Meth COGS

In profession problem solving we looked at how careers craft thinking. Let’s add DEA agents.

In his podcast with Jocko Willink, Joe Piersante talks about his time working in Arizona and dealing with hundreds of meth labs. If I told you I was in 500 labs, Joe says, it would be an understatement. Meth was the drug of choice in Joe’s region and between the cost to create, the large rural area, and proximity with Mexico it was difficult to police.

“It was bad at first because there was so many,” Joe says. It was too easy. What “put a dent into it,” was the 2005 Combat Methamphetamine Epidemic Act, which restricted access to pseudoephedrine, a precursor chemical to meth.

The COGS increase changed the business model.

Later in his career and the episode Joe talks about his time in Afghanistan. “We would not go after the poppy farmers because they were made to grow the opium,” Joe said, “The Taliban came in and they had the biggest stick at the time. It was a case of ‘you’re going to grow this or you’re going to get killed.'”

There were no better incentives to offer this group of laborers. “We knew they weren’t reaping the benefits so we tried to find the people getting the money.”

A lotta problems are multi-dimensional. Think about the field of addiction, said David Nutt, it’s about the drug, the person, and the society. Each of those is a lever. Profession problem solving is too. How would an economist solve this? How would a marketer? How would a coder? Each leads to a different island in the archipelago of thought. DEA agents think a bit like business owners, and we can add this approach to the set.

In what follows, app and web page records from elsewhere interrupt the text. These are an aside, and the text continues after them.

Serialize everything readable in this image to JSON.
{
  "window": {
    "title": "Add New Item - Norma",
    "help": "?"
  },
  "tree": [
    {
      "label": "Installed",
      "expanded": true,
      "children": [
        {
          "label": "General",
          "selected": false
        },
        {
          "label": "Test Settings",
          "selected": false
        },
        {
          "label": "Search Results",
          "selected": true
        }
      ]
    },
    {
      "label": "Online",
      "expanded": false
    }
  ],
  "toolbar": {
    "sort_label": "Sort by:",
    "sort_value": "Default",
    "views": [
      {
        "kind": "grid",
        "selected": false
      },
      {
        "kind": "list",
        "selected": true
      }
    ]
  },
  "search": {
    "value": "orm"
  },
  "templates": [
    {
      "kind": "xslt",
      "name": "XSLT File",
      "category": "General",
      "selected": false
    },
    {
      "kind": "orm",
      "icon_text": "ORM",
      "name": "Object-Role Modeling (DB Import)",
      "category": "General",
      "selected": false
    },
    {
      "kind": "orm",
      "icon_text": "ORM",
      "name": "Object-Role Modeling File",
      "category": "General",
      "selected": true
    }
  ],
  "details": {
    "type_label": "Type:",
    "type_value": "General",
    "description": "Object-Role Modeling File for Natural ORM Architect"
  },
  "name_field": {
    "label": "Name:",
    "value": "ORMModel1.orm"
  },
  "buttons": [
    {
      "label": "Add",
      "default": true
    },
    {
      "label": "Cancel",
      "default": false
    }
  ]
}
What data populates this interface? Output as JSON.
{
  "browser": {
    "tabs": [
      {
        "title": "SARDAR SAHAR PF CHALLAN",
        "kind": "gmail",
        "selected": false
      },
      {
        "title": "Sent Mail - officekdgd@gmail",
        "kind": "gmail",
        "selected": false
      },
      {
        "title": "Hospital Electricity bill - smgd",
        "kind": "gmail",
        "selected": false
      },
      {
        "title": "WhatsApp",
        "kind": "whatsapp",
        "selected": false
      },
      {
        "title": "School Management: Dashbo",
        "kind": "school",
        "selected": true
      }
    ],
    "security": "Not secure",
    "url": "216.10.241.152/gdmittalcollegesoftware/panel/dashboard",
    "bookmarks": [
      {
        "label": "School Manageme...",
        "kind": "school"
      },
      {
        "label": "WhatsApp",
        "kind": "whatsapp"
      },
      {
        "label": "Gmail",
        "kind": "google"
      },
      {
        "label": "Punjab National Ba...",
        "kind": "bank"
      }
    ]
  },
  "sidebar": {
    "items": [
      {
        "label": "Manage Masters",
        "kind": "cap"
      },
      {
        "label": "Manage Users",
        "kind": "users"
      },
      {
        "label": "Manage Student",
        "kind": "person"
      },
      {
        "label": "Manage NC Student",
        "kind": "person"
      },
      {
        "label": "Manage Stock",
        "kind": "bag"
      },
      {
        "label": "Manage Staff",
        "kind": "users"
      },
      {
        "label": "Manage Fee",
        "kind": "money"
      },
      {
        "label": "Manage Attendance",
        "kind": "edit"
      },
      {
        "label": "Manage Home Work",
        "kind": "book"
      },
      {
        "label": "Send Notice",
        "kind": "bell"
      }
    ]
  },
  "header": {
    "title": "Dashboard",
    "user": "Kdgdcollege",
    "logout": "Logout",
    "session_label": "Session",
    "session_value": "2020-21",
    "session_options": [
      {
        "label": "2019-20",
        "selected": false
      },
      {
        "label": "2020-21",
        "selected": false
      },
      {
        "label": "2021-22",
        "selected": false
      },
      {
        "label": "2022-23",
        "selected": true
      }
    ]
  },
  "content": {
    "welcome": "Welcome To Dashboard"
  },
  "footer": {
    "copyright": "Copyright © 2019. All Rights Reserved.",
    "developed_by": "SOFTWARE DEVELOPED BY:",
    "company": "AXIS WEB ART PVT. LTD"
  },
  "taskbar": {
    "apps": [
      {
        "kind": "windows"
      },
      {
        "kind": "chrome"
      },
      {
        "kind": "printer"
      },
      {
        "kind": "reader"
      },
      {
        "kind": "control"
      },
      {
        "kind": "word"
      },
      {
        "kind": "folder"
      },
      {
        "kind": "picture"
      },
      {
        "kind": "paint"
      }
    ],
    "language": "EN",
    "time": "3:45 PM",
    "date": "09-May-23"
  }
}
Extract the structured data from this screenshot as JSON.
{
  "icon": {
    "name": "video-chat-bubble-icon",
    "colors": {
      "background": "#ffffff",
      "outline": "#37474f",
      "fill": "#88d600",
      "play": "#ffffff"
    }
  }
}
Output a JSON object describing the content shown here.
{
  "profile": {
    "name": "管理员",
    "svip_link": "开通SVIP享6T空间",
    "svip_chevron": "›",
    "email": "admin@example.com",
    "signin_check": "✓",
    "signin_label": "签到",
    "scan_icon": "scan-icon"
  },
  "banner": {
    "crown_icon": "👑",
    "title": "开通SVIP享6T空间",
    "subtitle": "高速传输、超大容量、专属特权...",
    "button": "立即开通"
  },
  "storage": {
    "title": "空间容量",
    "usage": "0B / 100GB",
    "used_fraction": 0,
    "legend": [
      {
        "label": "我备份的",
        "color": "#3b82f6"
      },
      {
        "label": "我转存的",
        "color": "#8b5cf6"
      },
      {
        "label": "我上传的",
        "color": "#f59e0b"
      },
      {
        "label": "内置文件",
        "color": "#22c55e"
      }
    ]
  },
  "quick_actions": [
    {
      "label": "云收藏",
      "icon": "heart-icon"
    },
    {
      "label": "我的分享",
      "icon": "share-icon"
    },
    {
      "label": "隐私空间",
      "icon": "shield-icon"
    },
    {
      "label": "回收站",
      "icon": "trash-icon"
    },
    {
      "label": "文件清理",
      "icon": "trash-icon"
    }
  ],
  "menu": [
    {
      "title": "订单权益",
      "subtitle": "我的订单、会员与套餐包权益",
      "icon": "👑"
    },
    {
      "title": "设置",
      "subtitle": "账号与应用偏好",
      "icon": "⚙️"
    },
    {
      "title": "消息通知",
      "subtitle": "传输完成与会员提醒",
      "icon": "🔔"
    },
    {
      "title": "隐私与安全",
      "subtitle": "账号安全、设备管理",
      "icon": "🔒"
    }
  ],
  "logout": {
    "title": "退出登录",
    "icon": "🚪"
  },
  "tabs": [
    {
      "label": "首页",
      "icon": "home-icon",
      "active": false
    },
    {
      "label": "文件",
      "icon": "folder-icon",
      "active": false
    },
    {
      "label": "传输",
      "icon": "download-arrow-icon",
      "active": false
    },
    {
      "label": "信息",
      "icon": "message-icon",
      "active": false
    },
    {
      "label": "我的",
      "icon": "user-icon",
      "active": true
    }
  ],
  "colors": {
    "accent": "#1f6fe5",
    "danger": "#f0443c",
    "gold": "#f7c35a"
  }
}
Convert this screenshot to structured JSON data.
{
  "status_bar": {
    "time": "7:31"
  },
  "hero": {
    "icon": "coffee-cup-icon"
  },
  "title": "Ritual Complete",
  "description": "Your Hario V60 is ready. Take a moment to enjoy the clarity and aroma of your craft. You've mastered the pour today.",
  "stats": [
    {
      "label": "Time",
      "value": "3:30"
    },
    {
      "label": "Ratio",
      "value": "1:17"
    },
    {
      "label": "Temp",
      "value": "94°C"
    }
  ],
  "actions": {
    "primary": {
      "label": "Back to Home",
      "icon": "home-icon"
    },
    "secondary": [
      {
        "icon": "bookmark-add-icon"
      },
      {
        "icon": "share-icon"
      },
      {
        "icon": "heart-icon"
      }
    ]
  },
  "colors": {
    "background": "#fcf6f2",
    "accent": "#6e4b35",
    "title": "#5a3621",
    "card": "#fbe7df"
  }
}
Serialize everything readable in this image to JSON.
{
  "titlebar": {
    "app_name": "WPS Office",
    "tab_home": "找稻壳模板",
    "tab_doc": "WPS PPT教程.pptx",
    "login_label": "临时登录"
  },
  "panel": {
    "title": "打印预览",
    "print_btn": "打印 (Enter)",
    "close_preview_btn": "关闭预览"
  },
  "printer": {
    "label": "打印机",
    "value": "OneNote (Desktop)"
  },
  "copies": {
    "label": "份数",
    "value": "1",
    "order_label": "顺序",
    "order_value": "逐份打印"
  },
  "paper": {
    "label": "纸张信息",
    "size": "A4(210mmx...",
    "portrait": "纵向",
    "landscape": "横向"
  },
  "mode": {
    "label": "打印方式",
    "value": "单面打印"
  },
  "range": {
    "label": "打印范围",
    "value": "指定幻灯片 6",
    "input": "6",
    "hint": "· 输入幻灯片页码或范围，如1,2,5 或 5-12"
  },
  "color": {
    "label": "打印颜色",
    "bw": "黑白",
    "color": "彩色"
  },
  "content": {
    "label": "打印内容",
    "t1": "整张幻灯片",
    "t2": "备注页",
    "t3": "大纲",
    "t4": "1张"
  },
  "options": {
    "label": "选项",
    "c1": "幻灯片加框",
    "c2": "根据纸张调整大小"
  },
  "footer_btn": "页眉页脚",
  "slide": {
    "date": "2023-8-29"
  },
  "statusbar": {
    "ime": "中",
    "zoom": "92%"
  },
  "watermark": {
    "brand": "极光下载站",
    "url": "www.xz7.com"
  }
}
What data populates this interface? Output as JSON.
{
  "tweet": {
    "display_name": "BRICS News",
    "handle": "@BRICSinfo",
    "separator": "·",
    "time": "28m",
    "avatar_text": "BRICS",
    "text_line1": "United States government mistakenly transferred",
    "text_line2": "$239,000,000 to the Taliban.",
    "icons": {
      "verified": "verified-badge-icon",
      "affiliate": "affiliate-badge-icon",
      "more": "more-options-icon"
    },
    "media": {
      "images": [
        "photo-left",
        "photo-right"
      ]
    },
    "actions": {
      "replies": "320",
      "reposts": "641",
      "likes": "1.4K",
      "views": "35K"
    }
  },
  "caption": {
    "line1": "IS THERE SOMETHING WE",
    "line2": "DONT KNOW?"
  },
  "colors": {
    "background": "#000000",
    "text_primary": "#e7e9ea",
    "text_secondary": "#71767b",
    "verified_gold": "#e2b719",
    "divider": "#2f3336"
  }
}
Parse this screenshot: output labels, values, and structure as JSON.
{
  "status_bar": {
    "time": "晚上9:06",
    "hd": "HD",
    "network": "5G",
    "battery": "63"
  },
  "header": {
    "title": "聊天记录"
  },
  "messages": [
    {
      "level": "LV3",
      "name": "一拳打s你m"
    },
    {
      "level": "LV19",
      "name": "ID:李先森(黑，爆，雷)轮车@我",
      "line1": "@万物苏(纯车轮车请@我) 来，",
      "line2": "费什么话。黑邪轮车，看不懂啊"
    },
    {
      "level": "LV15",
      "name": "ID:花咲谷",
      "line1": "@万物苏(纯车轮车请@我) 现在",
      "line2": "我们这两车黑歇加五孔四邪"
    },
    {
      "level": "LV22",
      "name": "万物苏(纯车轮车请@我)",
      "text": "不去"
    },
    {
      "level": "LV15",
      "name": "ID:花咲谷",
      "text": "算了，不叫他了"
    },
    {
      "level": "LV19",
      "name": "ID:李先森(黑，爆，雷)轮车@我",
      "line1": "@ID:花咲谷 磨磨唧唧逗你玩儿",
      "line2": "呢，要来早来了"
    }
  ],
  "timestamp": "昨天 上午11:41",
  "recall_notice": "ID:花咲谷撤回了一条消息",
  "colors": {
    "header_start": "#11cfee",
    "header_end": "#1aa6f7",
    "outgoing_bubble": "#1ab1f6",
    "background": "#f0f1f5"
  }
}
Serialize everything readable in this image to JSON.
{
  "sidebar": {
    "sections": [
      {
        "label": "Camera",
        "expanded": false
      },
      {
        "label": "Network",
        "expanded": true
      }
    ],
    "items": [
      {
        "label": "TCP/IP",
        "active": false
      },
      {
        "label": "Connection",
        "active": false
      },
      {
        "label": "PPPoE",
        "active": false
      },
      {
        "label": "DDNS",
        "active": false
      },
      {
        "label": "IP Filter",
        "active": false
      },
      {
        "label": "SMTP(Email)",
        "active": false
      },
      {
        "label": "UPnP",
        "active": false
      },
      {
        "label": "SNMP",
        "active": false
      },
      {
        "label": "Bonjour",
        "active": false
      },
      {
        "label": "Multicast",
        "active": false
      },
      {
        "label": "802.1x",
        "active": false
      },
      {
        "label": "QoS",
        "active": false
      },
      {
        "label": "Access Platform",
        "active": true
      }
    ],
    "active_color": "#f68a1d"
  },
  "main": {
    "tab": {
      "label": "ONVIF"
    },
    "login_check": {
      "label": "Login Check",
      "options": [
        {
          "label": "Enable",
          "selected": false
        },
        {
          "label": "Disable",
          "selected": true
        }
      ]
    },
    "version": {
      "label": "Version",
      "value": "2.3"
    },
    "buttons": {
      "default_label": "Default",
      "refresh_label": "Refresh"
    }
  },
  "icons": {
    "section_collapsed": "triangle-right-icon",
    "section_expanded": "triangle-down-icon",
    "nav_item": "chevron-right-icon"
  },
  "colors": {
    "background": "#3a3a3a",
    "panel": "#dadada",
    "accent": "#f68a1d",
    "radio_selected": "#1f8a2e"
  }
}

I also learned what Smurfing is/was, a unique JTBD.

The economics of iPhone cases

I tried, and failed, to get a photo of this issue.

For Christmas my youngest daughter got an iPhone. It was BOGO when you add a line, so I got a new iPhone too. For simplicity sake I ordered us Apple cases with the phones. And my case sucks. The silicon marigold iPhone 13 case is the worst I’ve ever owned.

But why?

Apple products are good. The computer I’m typing this on is an Apple product. If it’s read on a phone odds are one-in-three it’s an iPhone. Apple is one of the most valuable companies in the world – and has been for many years. What’s going on?

Well first, value is relative. If something is bad, it’s bad relative to what? My previous Smartish and Speck ($12 & $8 respectively) cases were more durable and provided prolonged protection on earlier inferior designed products. I think Apple cases are bad because they lack competition.

Apple, like Aldi, competes in a special way. Both are A+ companies and both compete outside the store. The goal is to get people inside, and if customers come in, they’ve got them. So Apple doesn’t convince me to buy the silicon marigold case rather than the leather case. No, Apple just wants me to buy Apple.

Aldi cereal is a visual example of this model, the boxes are bland (here in B&W) because they don’t have to grab the customer’s attention in the store. Contrast this with Walmart or Amazon where the competition is both inside and outside.

Smartish or Speck compete in the bedlam of Amazon. These cases have to throw sharp elbows in the arena of good, fast, and cheap. I found the Smartish case via a Wirecutter review, so it has to stand out as well. Ditto for Speck.

That said, I don’t know if the Apple case should even be good. Apple’s advantage is packaged hardware and software, not being best in class on accessories. Apple doesn’t sell a great phone case, instead the JTBD is ease and brand.